Back in January New Zealand Jazz lovers had been delighted to learn that Sonny Rollins would be in Wellington. This band was the sole International act performing in the (temporarily truncated) Wellington Jazz Festival. Sonny’s band is comprised of Bob Cranshaw (eb), Kobe Watkins (d) Sammy Figueroa (perc) Peter Bernstein (g). As there are very few of the great 50’s tenor players remaining among us, my friends and I knew that we had to fly to Wellington to catch the act and had booked early. It is lucky we did because the seats for the city’s Michael Fowler Center sold out quickly. In an already busy Jazz year, the Sonny Rollins concert was a headline event in the New Zealand Jazz Calendar and as Sonny had turned 80 recently this was not an opportunity to be squandered.
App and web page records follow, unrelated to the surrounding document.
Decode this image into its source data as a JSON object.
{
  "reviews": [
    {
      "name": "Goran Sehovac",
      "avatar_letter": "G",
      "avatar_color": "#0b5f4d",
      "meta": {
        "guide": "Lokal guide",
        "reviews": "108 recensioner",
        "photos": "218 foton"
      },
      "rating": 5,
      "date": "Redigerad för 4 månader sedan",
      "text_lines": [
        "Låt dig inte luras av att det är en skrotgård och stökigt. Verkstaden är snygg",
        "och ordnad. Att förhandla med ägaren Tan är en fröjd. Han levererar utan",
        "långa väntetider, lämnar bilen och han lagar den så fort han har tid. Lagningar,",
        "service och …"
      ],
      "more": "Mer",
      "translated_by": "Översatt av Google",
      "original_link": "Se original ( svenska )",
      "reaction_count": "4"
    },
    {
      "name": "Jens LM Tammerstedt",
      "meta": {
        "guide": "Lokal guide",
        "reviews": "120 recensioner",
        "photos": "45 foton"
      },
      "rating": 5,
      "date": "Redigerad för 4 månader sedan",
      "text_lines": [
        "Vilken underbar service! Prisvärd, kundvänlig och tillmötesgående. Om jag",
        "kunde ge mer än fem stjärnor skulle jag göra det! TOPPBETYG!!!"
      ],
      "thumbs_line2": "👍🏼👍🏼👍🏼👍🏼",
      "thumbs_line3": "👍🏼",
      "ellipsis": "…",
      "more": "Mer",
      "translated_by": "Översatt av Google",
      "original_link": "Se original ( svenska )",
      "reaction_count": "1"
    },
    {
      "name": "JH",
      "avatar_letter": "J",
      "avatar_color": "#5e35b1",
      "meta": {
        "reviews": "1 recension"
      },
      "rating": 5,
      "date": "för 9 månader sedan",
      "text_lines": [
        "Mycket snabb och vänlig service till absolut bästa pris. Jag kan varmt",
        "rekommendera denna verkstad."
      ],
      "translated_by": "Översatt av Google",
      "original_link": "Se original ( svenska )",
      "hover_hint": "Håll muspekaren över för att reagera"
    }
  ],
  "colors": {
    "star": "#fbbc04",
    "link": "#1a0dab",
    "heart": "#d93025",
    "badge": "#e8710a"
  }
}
When the band came on stage there was an initial cheer and then a slight hush as Sonny emerged – bent over and shuffling painfully. We collectively held our breath as he shuffled to the microphone and uttered a few words. Then a deafening roar of approval went up as the 80 year old put the golden saxophone to his lips. It was as if a miracle had occurred because he appeared to grow in stature and from the very first note he was rejuvenated. He played with a force and virility that would have been surprising in a 20 year old let alone an 80 year old. This was the Sonny of old. The Saxophone Colossus of Brooklyn Bridge fame was again defying the gods of music; mocking them for trying silence him with age.
The band launched straight into the first number ‘D.Cherry’ which was hard driving and heavily accented by the powerful rhythm section. Allowing only a 10 second break for the applause they ripped into the second number and apart from a short introduction well into the concert there were few song announcements (nor an intermission). This was the Sonny Rollins who had earned immeasurable respect over a lifetime of performance; powerfully taking the music to the edge of the possible. Perhaps not always a pretty sound but absolutely typical of his vigorous, relentless improvising. Sonny goes straight to the heart of a tune and then mines it for every ounce of meaning as he tells his story. I recall a friend saying that his playing is like a dog gnawing on a bone until every morsel is gone.
The band had quickly hit their stride and were soon playing in lockstep. What could not be denied though was that Sonny was more than the sum of the bands parts. The versatile Bob Cranshaw is a well known bass player and he lived up to expectations. The other musician I knew and rated was guitarist Peter Bernstein. Peter has recorded as a leader a number of times and he is a regular fixture around the New York scene – especially with organ/guitar/drum trio’s in Manhattan clubs like ‘Smoke‘. I would have liked Peter brought further forward in the mix, as his driving powerful lines are well worth hearing, but competing against the powerful drummer and the well miked-up percussionist was left to Sonny. His powerhouse tenor sound rode over the top of the two with apparent ease. The standout number for me was the ‘Annie get your gun’ (Irving Berlin) show tune ‘They say its wonderful’; which was…. wonderful. Tiring after two energised hours; Sonny said goodnight and launched into ‘Don’t stop the carnival’, which sometimes quoted from his legendary calypso ‘St Thomas’. The set list from the two hours plus concert was as follows: D. Cherry, Patanjali, Blue Gardenia, Serenade, Newark News, They Say It’s Wonderful, Tenor Madness and Don’t Stop the Carnival.
Sour note: As grateful as I was to Wellington for hosting Sonny, I am still annoyed at the funders for canceling the fuller Wellington International Jazz Festival this year. I hope they realise how wonderful the last one was and never make that mistake again. Rugby should never be allowed to negate such an important music festival – sport and music can co-exist if allowed to.